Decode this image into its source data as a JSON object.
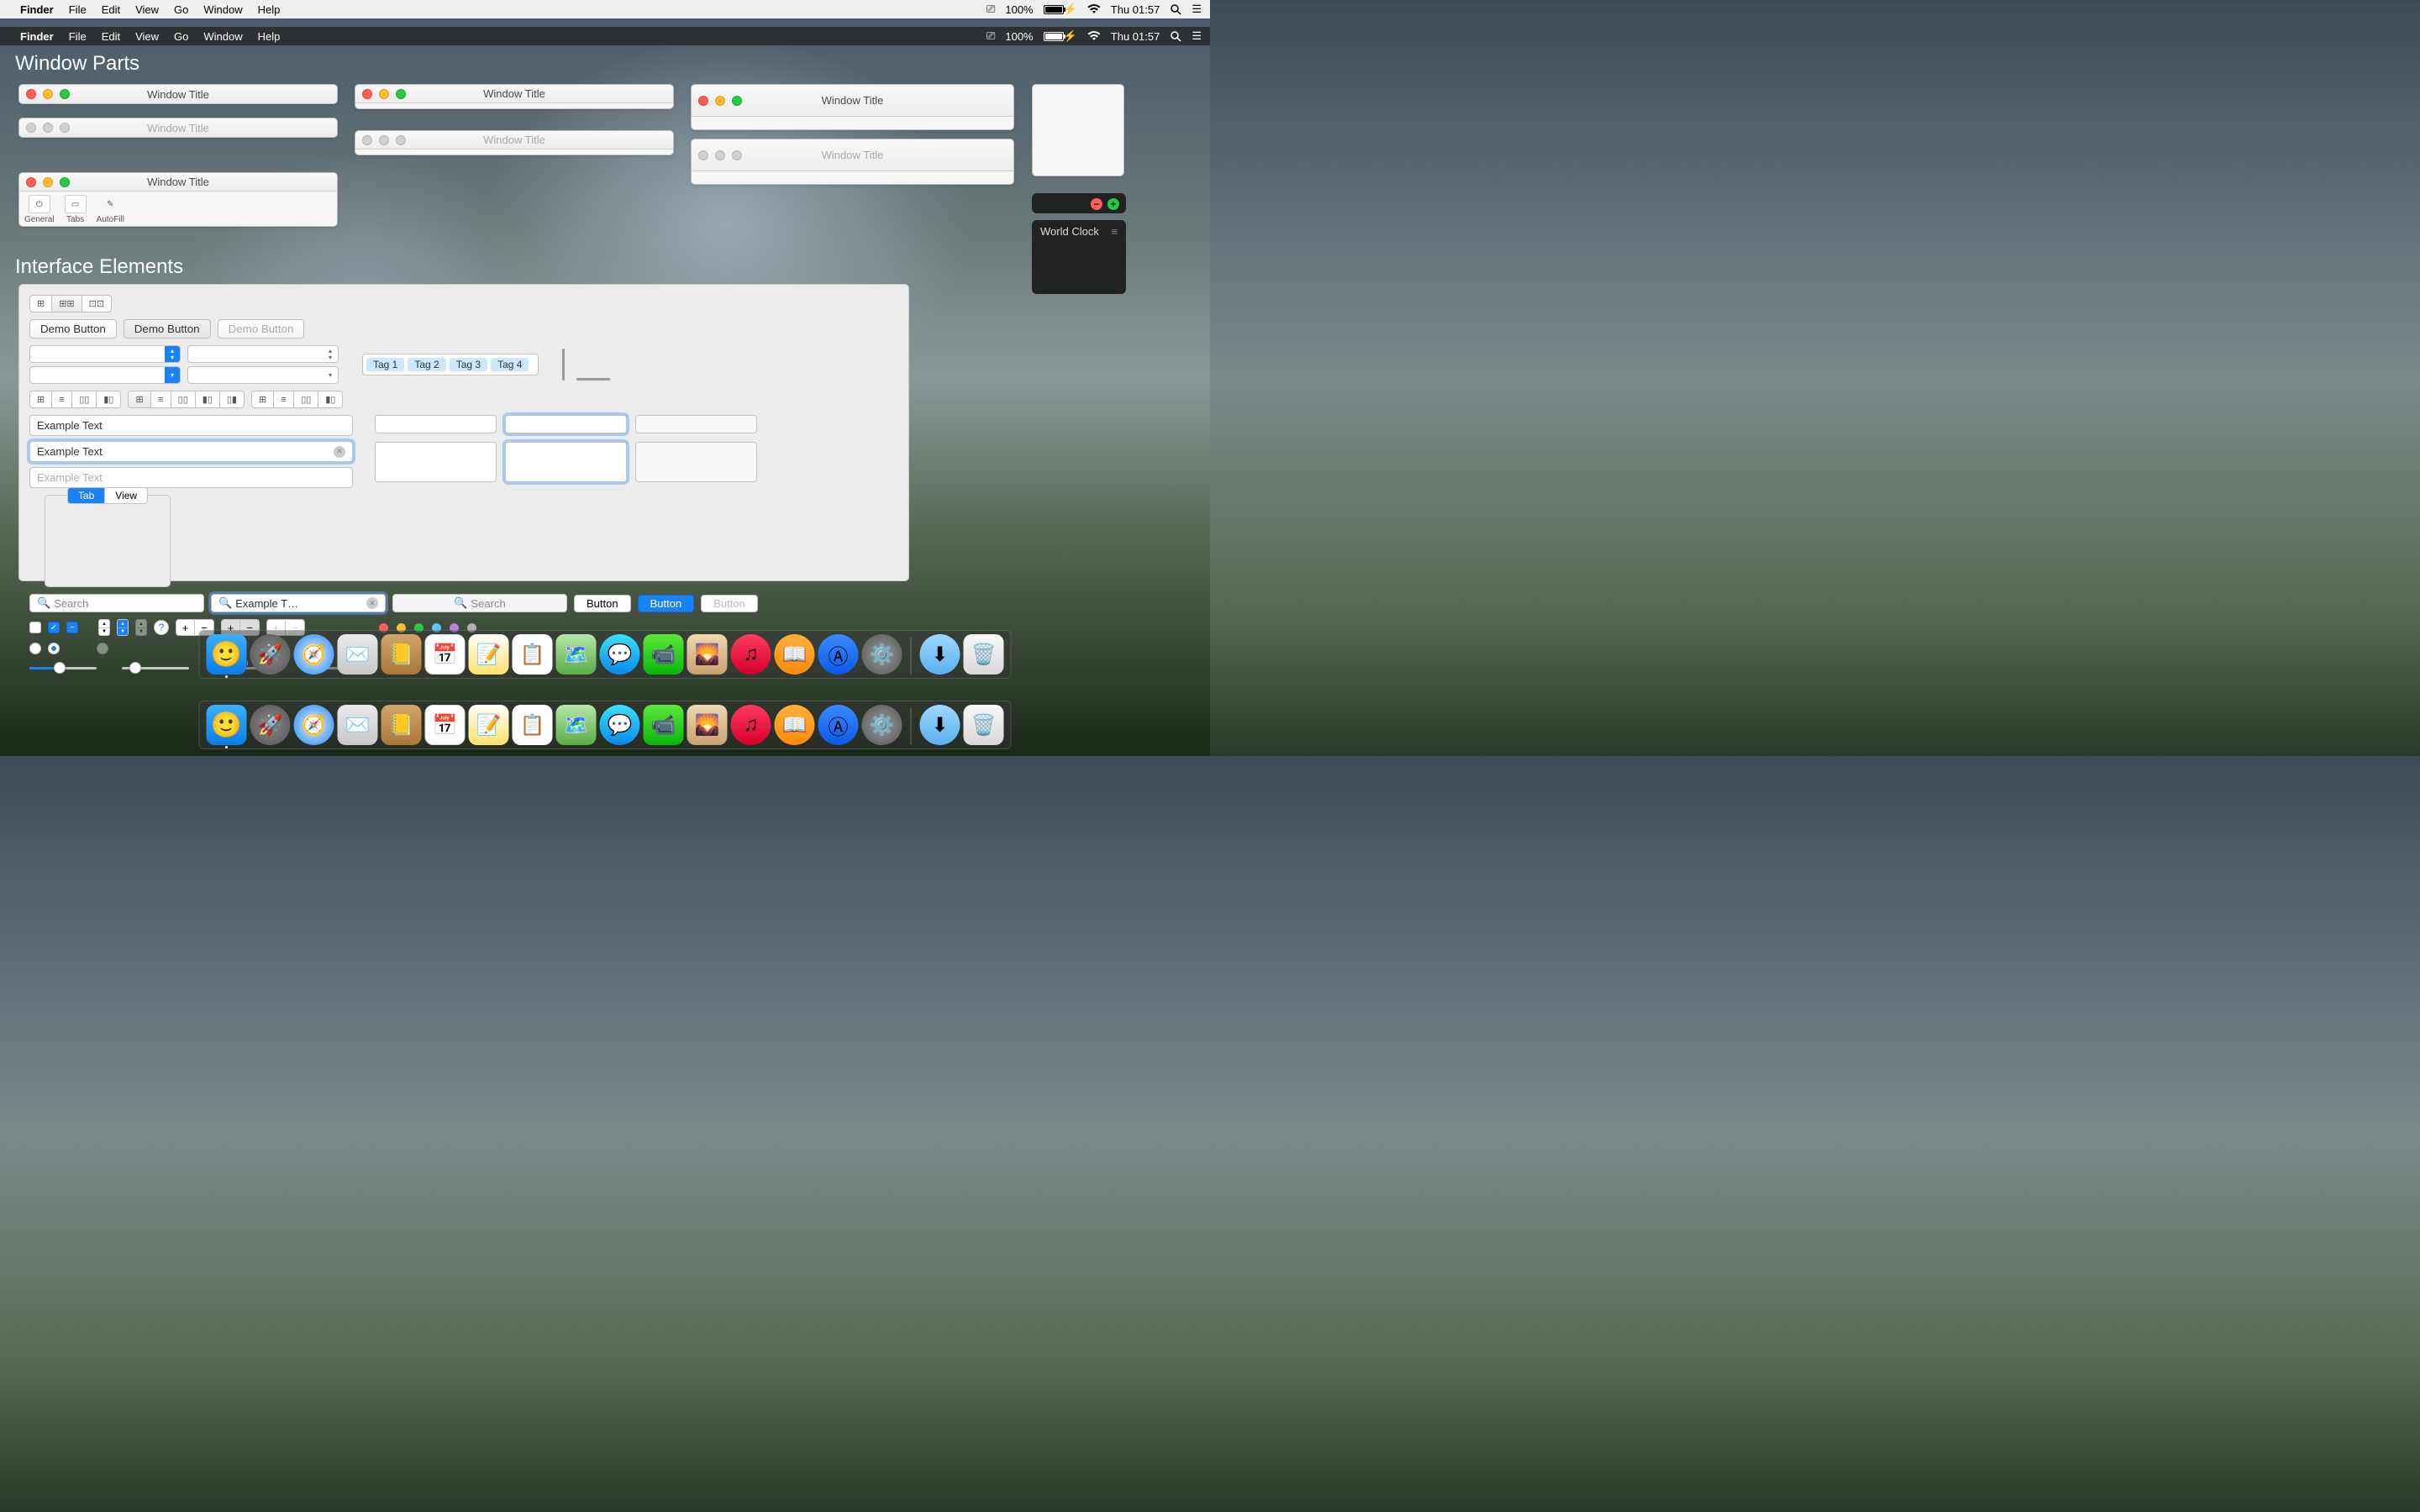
{
  "menubar": {
    "app": "Finder",
    "menus": [
      "File",
      "Edit",
      "View",
      "Go",
      "Window",
      "Help"
    ],
    "battery": "100%",
    "clock": "Thu 01:57"
  },
  "sections": {
    "window_parts": "Window Parts",
    "interface_elements": "Interface Elements"
  },
  "windows": {
    "title": "Window Title",
    "toolbar": {
      "general": "General",
      "tabs": "Tabs",
      "autofill": "AutoFill"
    }
  },
  "widget": {
    "world_clock": "World Clock"
  },
  "panel": {
    "demo_button": "Demo Button",
    "tags": [
      "Tag 1",
      "Tag 2",
      "Tag 3",
      "Tag 4"
    ],
    "example_text": "Example Text",
    "search": "Search",
    "search_focused": "Example T…",
    "button": "Button",
    "tab": "Tab",
    "view": "View",
    "colors": [
      "#ff5f57",
      "#ffbd2e",
      "#28ca42",
      "#5ac8fa",
      "#c080e0",
      "#b0b0b0"
    ]
  },
  "dock": {
    "apps": [
      "finder",
      "launchpad",
      "safari",
      "mail",
      "contacts",
      "calendar",
      "notes",
      "reminders",
      "maps",
      "messages",
      "facetime",
      "photos",
      "itunes",
      "ibooks",
      "appstore",
      "prefs"
    ],
    "running": [
      "finder"
    ]
  }
}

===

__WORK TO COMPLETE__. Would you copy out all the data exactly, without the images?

__ANSWER TO THE EXERCISE__.
Decode this image into its source data as a JSON object.
{
  "menubar": {
    "app": "Finder",
    "menus": [
      "File",
      "Edit",
      "View",
      "Go",
      "Window",
      "Help"
    ],
    "battery": "100%",
    "clock": "Thu 01:57"
  },
  "sections": {
    "window_parts": "Window Parts",
    "interface_elements": "Interface Elements"
  },
  "windows": {
    "title": "Window Title",
    "toolbar": {
      "general": "General",
      "tabs": "Tabs",
      "autofill": "AutoFill"
    }
  },
  "widget": {
    "world_clock": "World Clock"
  },
  "panel": {
    "demo_button": "Demo Button",
    "tags": [
      "Tag 1",
      "Tag 2",
      "Tag 3",
      "Tag 4"
    ],
    "example_text": "Example Text",
    "search": "Search",
    "search_focused": "Example T…",
    "button": "Button",
    "tab": "Tab",
    "view": "View",
    "colors": [
      "#ff5f57",
      "#ffbd2e",
      "#28ca42",
      "#5ac8fa",
      "#c080e0",
      "#b0b0b0"
    ]
  },
  "dock": {
    "apps": [
      "finder",
      "launchpad",
      "safari",
      "mail",
      "contacts",
      "calendar",
      "notes",
      "reminders",
      "maps",
      "messages",
      "facetime",
      "photos",
      "itunes",
      "ibooks",
      "appstore",
      "prefs"
    ],
    "running": [
      "finder"
    ]
  }
}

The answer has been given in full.